ConocoPhillips (NYSE:COP) recently announced a deal with ExxonMobil (NYSE:XOM) and Imperial Oil to sell all of its Clyden oil sands leasehold in Canada. Valued at $720 million, the deal is part of an ongoing restructuring activity at ConocoPhillips as the company focuses on increasing investment in the development of higher growth projects and reducing its operating risk. So far, the company has announced expected proceeds of about $13.5 billion from the sale of non-strategic assets in 2012 and 2013. We expect the ongoing restructuring activities to yield higher return on assets for ConocoPhillips in the long run. ((ConocoPhillips Announces Agreement to Sell Clyden Oil Sands Asset, www.conocophillips.com))

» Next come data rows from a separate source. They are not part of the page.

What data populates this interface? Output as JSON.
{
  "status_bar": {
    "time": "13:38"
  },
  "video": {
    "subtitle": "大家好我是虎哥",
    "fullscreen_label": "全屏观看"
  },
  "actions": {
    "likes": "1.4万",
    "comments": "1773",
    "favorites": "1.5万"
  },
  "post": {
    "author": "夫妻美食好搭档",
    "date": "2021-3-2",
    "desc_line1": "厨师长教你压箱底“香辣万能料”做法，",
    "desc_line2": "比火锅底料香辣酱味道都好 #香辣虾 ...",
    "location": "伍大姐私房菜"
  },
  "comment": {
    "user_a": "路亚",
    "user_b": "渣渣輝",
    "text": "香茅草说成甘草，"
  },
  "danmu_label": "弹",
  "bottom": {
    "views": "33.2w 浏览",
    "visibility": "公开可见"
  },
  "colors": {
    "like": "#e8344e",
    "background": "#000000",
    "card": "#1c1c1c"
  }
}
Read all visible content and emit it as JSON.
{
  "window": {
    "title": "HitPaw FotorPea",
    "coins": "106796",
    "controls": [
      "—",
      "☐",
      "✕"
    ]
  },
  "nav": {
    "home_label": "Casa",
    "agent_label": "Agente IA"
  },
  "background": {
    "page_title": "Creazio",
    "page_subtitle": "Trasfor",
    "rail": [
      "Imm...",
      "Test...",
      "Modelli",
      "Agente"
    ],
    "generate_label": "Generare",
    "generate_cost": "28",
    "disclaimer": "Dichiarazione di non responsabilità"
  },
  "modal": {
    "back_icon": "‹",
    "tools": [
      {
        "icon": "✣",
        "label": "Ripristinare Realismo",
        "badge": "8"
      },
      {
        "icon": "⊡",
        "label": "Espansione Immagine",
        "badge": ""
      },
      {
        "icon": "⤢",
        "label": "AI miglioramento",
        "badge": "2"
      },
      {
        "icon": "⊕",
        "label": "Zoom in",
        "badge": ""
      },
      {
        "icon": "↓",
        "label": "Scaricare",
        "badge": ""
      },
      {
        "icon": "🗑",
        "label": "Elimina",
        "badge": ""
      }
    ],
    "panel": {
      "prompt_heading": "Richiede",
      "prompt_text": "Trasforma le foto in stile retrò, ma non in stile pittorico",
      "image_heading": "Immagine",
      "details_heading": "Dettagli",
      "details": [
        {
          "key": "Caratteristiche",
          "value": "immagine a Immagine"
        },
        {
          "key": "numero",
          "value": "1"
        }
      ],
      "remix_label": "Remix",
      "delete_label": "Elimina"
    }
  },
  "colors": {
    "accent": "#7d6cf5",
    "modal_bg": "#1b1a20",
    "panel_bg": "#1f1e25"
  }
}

ConocoPhillips is moving ahead on the agenda of increasing its focus on the development of higher margin and lower risk projects. The company has announced asset sales in Algeria, Nigeria and Kazakhstan to focus on projects based in regions with stable governments and predictable regulatory frameworks such as North America and Australia. (See: ConocoPhillips In 2013: More Asset Sales, Focus On North American Business) The sale of Canadian oil sands leasehold is however aimed at balancing its portfolio and investing in higher margin U.S. shale plays. According to the 2012 annual report, more than 25% of ConocoPhillips’ proved reserves are present in Canada. The company currently holds ~1.1 million net acres of land in the Athabasca Region of northeastern Alberta, which are expected to contain ~16 billion net barrels of resources. Moreover, investment in these assets is not as lucrative as the development of shale oil plays in the U.S., such as the Eagle Ford, Bakken and the Permian basin, which are yielding much higher margins. This can be attributed to both improvements in well productivity in these fields as well as better price realizations compared to heavier crude oil recovered from the Canadian oil sands.
- Weak Commodity Prices Drive Down ConocoPhillips’ 1Q’16 Earnings; Company Cut Capex Guidance To $5.7 Billion
- ConocoPhillips’ 1Q’16 Results To Remain Weak As The Commodity Downturn Deepens
- How Has ConocoPhillips’ Production Mix And Price Realizations Changed Over The Last 6 Years?
- How Will ConocoPhillips’ Revenue Move If Crude Oil Prices Rebound To $100 Per Barrel By 2018?
- How Will ConocoPhillips’ Revenue Change If Crude Oil Prices Average $50 Per Barrel In 2018?
- What Is ConocoPhillips’ Fundamental Value Based On 2016 Estimated Numbers?
ConocoPhillips’ second quarter earnings also reflected the impact of increased investments in the development of U.S. shale plays in the Lower 48 segment. The Lower 48 business is organized within four regions covering the Gulf Coast, Mid-Continent, Rockies and San Juan. The production of liquids from the Lower 48 grew 20% y-o-y during the second quarter, which now represent ~50% of total hydrocarbons produced by the segment. Liquids-rich plays in the Eagle Ford, Bakken and the Permian basin delivered 203 MBOED (thousand barrels of oil equivalent per day), up 47% y-o-y. Eagle Ford production increased ~100% year-over-year to 121 MBOED, which now represents 25% of the total Lower 48 production. This allowed the company to record ~$3 per barrel cash margin expansion year-on-year despite almost flat price realizations. This is also the reason why the company spent almost two and a half times the capital on Lower 48 region than on developing the Canadian assets for the first six months of this year. Notes:
- Company SEC Filings, sec.gov [↩]